Committed to his promise to bring Mary to America, Amir called then-Senator Barack Obama during his presidential campaign. Obama’s office put him in touch with American Families United (AFU), a not-for-profit organization that advocates for U.S. citizens trying to bring spouses and children to America. An AFU consultant at the time, Donnelly saw an opportunity in Amir and his story.
“We wanted to address delays that those seeking legal immigration were experiencing, and here was Amir — young, handsome, articulate, and a poster child for what’s wrong with the immigration system,” Donnelly said.
Amir had been to the U.S. Senate once as a high school student, but this was a different occasion: a press conference with then-Senator Hillary Clinton and dozens of media cameras.
“[Senator Clinton] told me she was sorry that we have a broken system and that our laws are breaking families apart,” said Amir, whose story was featured on CNN, in The New York Times and more than 100 other newspapers around the country. “She joked with me, told me I was a good-looking guy and that Mary would certainly wait for me.”
Clinton’s proposed amendment was to be part of a sweeping immigration reform bill. She called for increases to the number of green cards issued annually to spouses and children of legal residents, thereby reducing the U.S. Immigration and Naturalization Service’s case backlog. Opponents argued there was no backlog, and in the end, neither the amendment nor the bill itself became reality.
Meanwhile, the couple’s time apart grew, eventually to six years. “Every day I would check online to see if a visa was available, and every day the answer was no,” Amir said.
In 2009, after his own five-year wait as a green-card holder, Amir became a U.S citizen, entitling him to file a new case for his wife’s entry to the U.S. There were a few more months of delays during processing of Mary’s paperwork, but her entry to the U.S. finally came on July 4, 2010 — a true Independence Day following the couple’s earnest pursuit of the American Dream.
A Future Together, At Last
“Mary is a straight-A student and well-suited to become a histotechnologist,” said Roosevelt biology professor Kelly Wentz-Hunter, who accepted Mary into the program based on her grades, work experience and determination. “Mary has many talents that she began developing in Iran, and I’m sure she will have opportunities to further develop and use those talents here in America.”
“It’s been a long time and a lot of studying, but finally our American Dream is on track.”— Mary Nikpouri

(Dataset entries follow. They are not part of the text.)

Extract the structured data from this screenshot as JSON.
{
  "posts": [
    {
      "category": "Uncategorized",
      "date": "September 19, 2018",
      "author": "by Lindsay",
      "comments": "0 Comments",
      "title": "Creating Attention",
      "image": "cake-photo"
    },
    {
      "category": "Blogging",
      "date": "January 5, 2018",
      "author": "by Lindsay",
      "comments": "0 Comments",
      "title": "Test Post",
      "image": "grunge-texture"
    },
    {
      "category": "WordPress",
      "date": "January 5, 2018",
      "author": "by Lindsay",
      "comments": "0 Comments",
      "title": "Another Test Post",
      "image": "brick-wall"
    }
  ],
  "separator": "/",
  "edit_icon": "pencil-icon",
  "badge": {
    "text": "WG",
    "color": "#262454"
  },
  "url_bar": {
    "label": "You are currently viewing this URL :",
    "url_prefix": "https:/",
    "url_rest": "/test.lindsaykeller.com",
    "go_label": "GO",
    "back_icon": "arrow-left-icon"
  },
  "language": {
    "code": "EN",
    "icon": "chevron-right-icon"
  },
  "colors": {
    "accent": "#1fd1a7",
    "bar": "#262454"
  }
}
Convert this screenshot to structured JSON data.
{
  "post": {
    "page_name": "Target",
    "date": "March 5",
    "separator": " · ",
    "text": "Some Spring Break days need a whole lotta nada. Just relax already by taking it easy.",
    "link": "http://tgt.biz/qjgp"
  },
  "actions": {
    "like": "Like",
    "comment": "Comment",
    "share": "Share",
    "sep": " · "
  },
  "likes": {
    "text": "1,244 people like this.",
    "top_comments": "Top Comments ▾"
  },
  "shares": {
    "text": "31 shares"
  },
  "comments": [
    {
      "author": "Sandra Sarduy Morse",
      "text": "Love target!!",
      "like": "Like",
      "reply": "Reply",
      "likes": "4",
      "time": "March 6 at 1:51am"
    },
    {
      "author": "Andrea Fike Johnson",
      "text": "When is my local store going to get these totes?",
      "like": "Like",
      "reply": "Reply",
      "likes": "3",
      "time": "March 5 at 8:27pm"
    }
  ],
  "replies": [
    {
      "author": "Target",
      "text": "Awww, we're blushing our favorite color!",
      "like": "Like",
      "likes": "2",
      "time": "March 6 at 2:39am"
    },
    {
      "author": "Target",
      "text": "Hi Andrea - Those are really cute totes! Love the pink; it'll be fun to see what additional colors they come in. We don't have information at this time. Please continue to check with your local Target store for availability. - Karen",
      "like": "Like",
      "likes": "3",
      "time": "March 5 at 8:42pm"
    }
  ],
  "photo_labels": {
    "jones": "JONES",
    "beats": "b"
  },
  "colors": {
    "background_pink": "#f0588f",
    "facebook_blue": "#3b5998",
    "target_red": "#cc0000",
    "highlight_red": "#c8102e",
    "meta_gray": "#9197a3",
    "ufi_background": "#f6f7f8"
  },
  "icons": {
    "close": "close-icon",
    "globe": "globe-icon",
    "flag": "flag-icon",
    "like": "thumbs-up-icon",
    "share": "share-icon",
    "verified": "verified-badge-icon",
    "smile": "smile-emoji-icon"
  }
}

In fact, Mary plans to enter Roosevelt’s biomedical science master’s program after graduating in 2018.
“All we ever wanted to do was be together,” Mary said. “It’s been a long time and a lot of studying, but finally our American Dream is on track.”